See part 2
See part 3
Written by Dyami Millarson
Saterfrisian or Saterlandic is spoken in Saterland, Germany, approximately 40 kilometres from the border with the Kingdom of the Netherlands. There are still three villages in the German region Saterland where Saterfrisian is traditionally spoken: Scharrel, where the Seelterfräiske Kultuurhuus (Saterfrisian Cultural Home) is located that hosts its own local radio station in Saterfrisian and houses a library of Saterfrisian books, Strücklingen, and Ramsloh. Each village has its own variant of Saterfrisian, and so there are traditionally 3 variants of Saterfrisian: Scharrel Frisian, Strücklingen Frisian and Ramsloh Frisian respectively. There is a fourth Saterfrisian-speaking village called Sedelsberg which is relatively new, because it came into existence in the 19th century through colonisation by neighbouring villages. The majority of its population was Saterfrisian-speaking during the early colonisation of the new village, but nowadays only a few elderly people in Sedelsberg can still speak Saterfrisian.
Saterland is a municipality formed as recently as 1974 by the merger of the four villages Scharrel, Strücklinge, Ramsloh and Sedelsberg which used to be their own independent municipalities before 1974. The new municipality that has existed since 1974 is part of the district Cloppenburg within the German state of Niedersachsen in Northwestern Germany. Saterland has enjoyed geographical isolation for many centuries due to geographical barriers such as bog landscape and waterways, and this offers a historical-geographical explanation for the independent development of Saterlandic East Frisian in the 3 traditionally Saterlandic-speaking villages. A clear picture of geographical ‘protection’ from all sides emerges: The Leda river more or less demarcates the Northern border of Saterland, the contemporary Elisabethfehnkanal which was built in the 19th century seals off the Eastern border of Saterland, the Coastal Canal (Küstenkanal) borders on Saterland in the South, the Western border was historically almost impenetrable due to bog which is a kind of wetland. The Saterland Frisians nevertheless interacted a lot with the outside world as they used the waterways for trade, and this historical function may also be reflected in Saterlandic. It has been asserted by researcher Pyt Kramer that Saterfrisian was a language used for trade.

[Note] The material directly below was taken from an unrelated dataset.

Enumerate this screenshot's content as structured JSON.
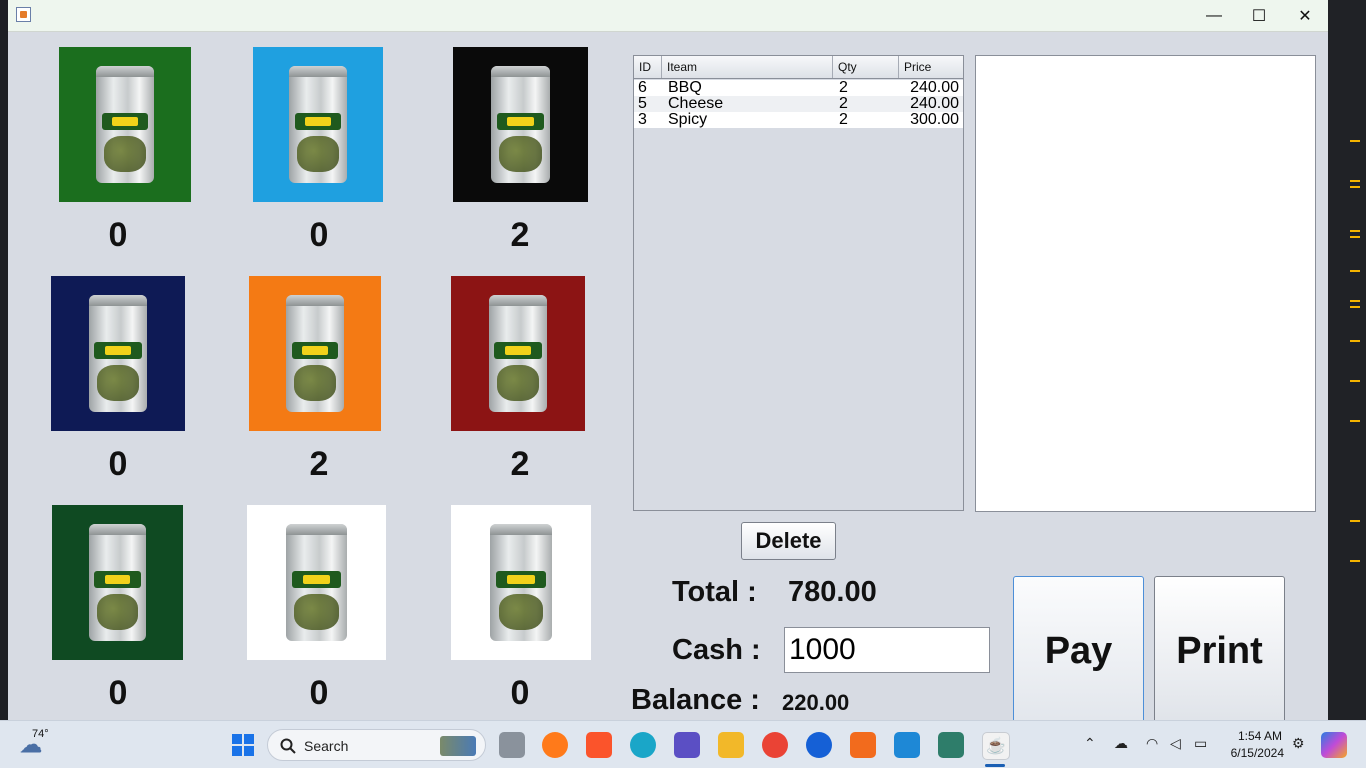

1 February 2019 marks the beginning of our language challenge regarding Saterfrisian or Saterlandic. This means that we will focus exclusively on Saterfrisian. We expect to study Saterfrisian intensively at least until the end of the month. The challenge may be prolonged for 2 weeks if we are not satisfied with the current results of our intensive language study. There is much haste in learning Saterfrisian, because we would still like to converse with elderly fluent speakers of Saterfrisian, especially whoever authored texts in Saterfrisian, and elderly people who have made great contributions to Saterfrisian. We intend to meet Margaretha Grosser, Pyt Kramer (whom we have desired to meet since 2016 because he is a West Frisian with extensive knowledge about Saterfrisian), and Marron Curtis Fort. By learning to speak and write Saterfrisian, we hope to honour the legacy of these individuals and continue their work for the conservation of Saterfrisian.